Source: Money Morning, Jason Simpkins (9/14/09)
"China's market for green technology could reach $1 trillion annually. . ."
Fast-growing industry and a reliance on coal-fired power plants turned China into the world's largest emitter of greenhouse gas a few years ago. Smog clouds far thicker than that of Los Angeles hang over many of its cities and much of the water is densely polluted. But that's something the central government aims to change.
China plans to reduce energy consumption per unit of its GDP by 20% of 2005 levels by the end of 2010. It's more immediate goal is to reduce reliance on coal-fired plants to 60% of its energy production from 70%, and replace with renewable energy sources like wind and solar.
Since 2007, about 54 gigawatts—~7% of the nation's electricity-generating capacity—of coal and oil-fired power plants have been closed down as part of the effort to reduce carbon emissions.
Alternative energy sources, including wind, solar, and hydropower, are in line to replace fossil fuels.
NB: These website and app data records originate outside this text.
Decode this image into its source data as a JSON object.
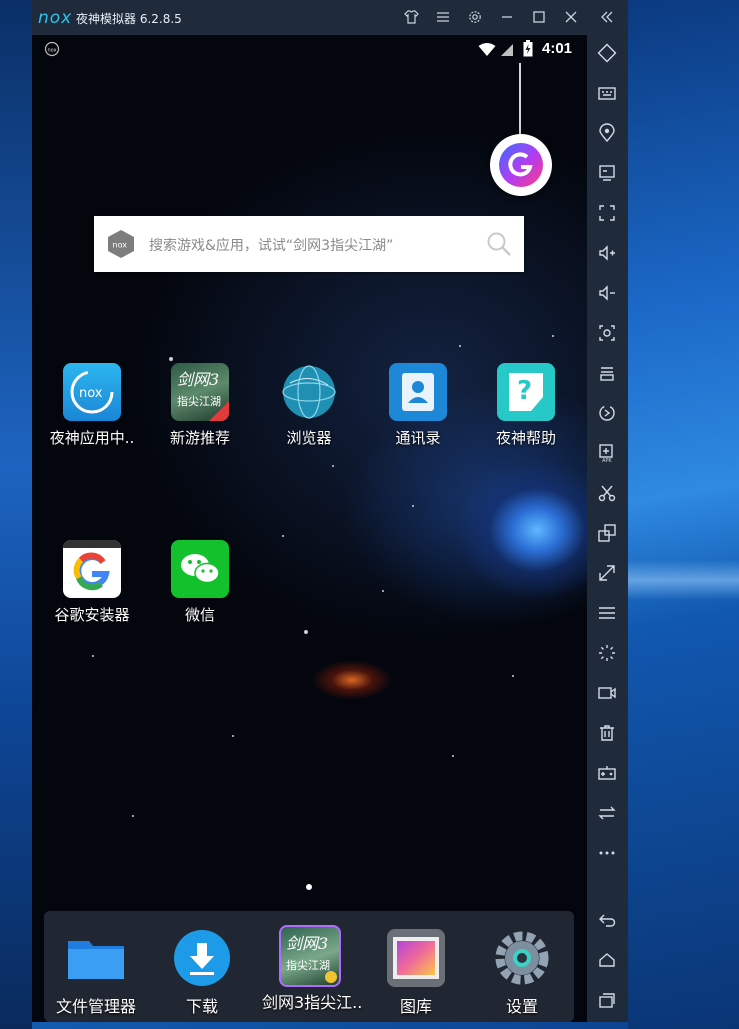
{
  "window": {
    "title": "夜神模拟器 6.2.8.5",
    "logo_text": "nox"
  },
  "status_bar": {
    "time": "4:01"
  },
  "search": {
    "placeholder": "搜索游戏&应用，试试“剑网3指尖江湖”"
  },
  "home_apps": [
    {
      "label": "夜神应用中..",
      "icon": "nox-app-center-icon"
    },
    {
      "label": "新游推荐",
      "icon": "jianwang3-game-icon"
    },
    {
      "label": "浏览器",
      "icon": "browser-globe-icon"
    },
    {
      "label": "通讯录",
      "icon": "contacts-icon"
    },
    {
      "label": "夜神帮助",
      "icon": "nox-help-icon"
    },
    {
      "label": "谷歌安装器",
      "icon": "google-installer-icon"
    },
    {
      "label": "微信",
      "icon": "wechat-icon"
    }
  ],
  "dock_apps": [
    {
      "label": "文件管理器",
      "icon": "folder-icon"
    },
    {
      "label": "下载",
      "icon": "download-icon"
    },
    {
      "label": "剑网3指尖江..",
      "icon": "jianwang3-game-icon"
    },
    {
      "label": "图库",
      "icon": "gallery-icon"
    },
    {
      "label": "设置",
      "icon": "settings-gear-icon"
    }
  ],
  "sidebar_tools": [
    "rotate-icon",
    "keyboard-icon",
    "location-icon",
    "screen-record-icon",
    "fullscreen-icon",
    "volume-up-icon",
    "volume-down-icon",
    "screenshot-icon",
    "multi-instance-icon",
    "shake-icon",
    "add-apk-icon",
    "scissors-icon",
    "multi-window-icon",
    "resize-icon",
    "menu-icon",
    "loading-icon",
    "video-icon",
    "trash-icon",
    "gamepad-icon",
    "sync-icon",
    "more-icon",
    "back-icon",
    "home-icon",
    "recent-apps-icon"
  ],
  "colors": {
    "accent": "#27c6f0",
    "chrome": "#1f2b3a"
  }
}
China's market for green technology could reach $1 trillion annually, or about 15% of the country's forecast 2013 GDP, according to a report by the China Greentech Initiative and the American Chamber of Commerce.
Already solar companies in China are benefiting from the government's push for clean technology. China plans to install more than 500 milliwatts of solar pilot projects in two to three years.
"Given the nascent nature of China's solar domestic market, this 500 mW program, though not huge, sends a strong signal that China is serious about developing its domestic solar market, and will undoubtedly stimulate more activity in domestic deployment by enterprises outside of the subsidy program," Julian Wong, a senior policy analyst with the Center for American Progress, told the People's Daily.
Chinese solar companies aren't just benefiting from the growing local market; many are now building factories in the U.S. to bypass protectionist legislation. They're also encouraging executives to join industry trade groups to squelch any anti-Chinese sentiment.